I’ve done many studies on D&I programs and while education and training are clearly important solutions, the most effective companies look at inclusion, diversity, and fairness as “safety” programs. In other words, they consider every violation as a “preventable accident” and put in place measurement systems, tracking, and training to “prevent” such accidents.

Chevron, for example, convenes a series of diversity committees to oversee each and every talent decision (hiring, promotion, movement, salary change). This type of “compliance-oriented” approach reminds everyone that “safety is our #1 priority.”

If you want to build a high-performing company in today’s noisy world of online arguments, name-calling, racial politics, and poor behavior, you simply have to decide that “we are an organization that cares.” And that means dealing with poor behavior in a focused and determined way, investing in the tools and systems to identify and root out bias, and keeping senior leaders involved to make sure every people-related decision is fair.

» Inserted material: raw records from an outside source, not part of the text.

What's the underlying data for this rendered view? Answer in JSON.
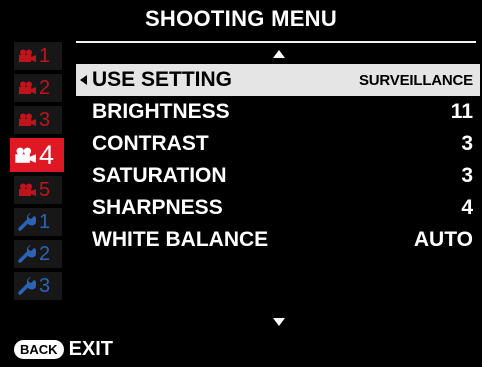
{
  "header": {
    "title": "SHOOTING MENU"
  },
  "tabs": [
    {
      "icon": "movie-camera-icon",
      "label": "1",
      "color": "#c0141c",
      "active": false
    },
    {
      "icon": "movie-camera-icon",
      "label": "2",
      "color": "#c0141c",
      "active": false
    },
    {
      "icon": "movie-camera-icon",
      "label": "3",
      "color": "#c0141c",
      "active": false
    },
    {
      "icon": "movie-camera-icon",
      "label": "4",
      "color": "#e01823",
      "active": true
    },
    {
      "icon": "movie-camera-icon",
      "label": "5",
      "color": "#c0141c",
      "active": false
    },
    {
      "icon": "wrench-icon",
      "label": "1",
      "color": "#2c63b5",
      "active": false
    },
    {
      "icon": "wrench-icon",
      "label": "2",
      "color": "#2c63b5",
      "active": false
    },
    {
      "icon": "wrench-icon",
      "label": "3",
      "color": "#2c63b5",
      "active": false
    }
  ],
  "menu": {
    "items": [
      {
        "label": "USE SETTING",
        "value": "SURVEILLANCE",
        "selected": true
      },
      {
        "label": "BRIGHTNESS",
        "value": "11"
      },
      {
        "label": "CONTRAST",
        "value": "3"
      },
      {
        "label": "SATURATION",
        "value": "3"
      },
      {
        "label": "SHARPNESS",
        "value": "4"
      },
      {
        "label": "WHITE BALANCE",
        "value": "AUTO"
      }
    ]
  },
  "footer": {
    "back_label": "BACK",
    "exit_label": "EXIT"
  }
}
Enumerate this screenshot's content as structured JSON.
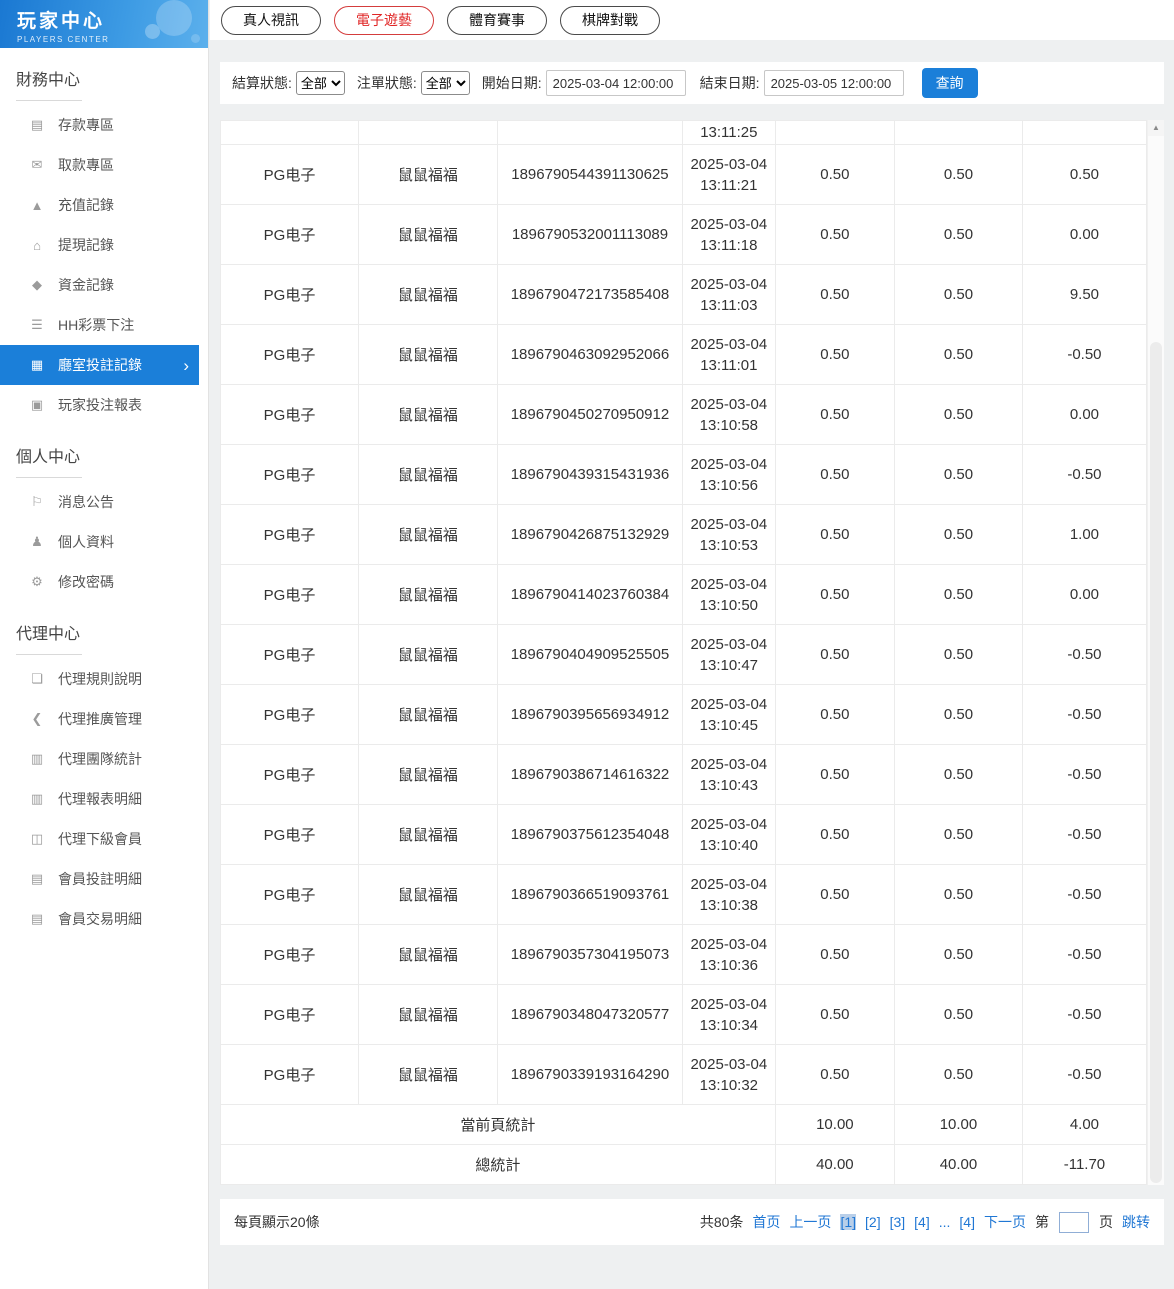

The Edelman Trust Barometer this year found that global trust in political and social institutions is at a 30 year low, creating a world where the most trusted institutions in the world are our employers. Employees today have deep anxiety about their jobs and skills, so they are relying on their employers to be honest, open, and purposeful.


Inclusion, Trust, and Listening Are Now Keys To Success

Our job as business leaders and HR professionals is to fill this gap, making our work the safest and most inclusive it can be. New tools now make it easier than ever to make sure your company is a safe, fair, and harassment-free place to work. In today’s environment of untamed conversations online, this may be one of the most important strategies you have for business success.

Note: This topic is covered in our new program People as Competitive Advantage in the Josh Bersin Academy, and we are now looking for senior faculty who would like to join us to explore this topic in more detail.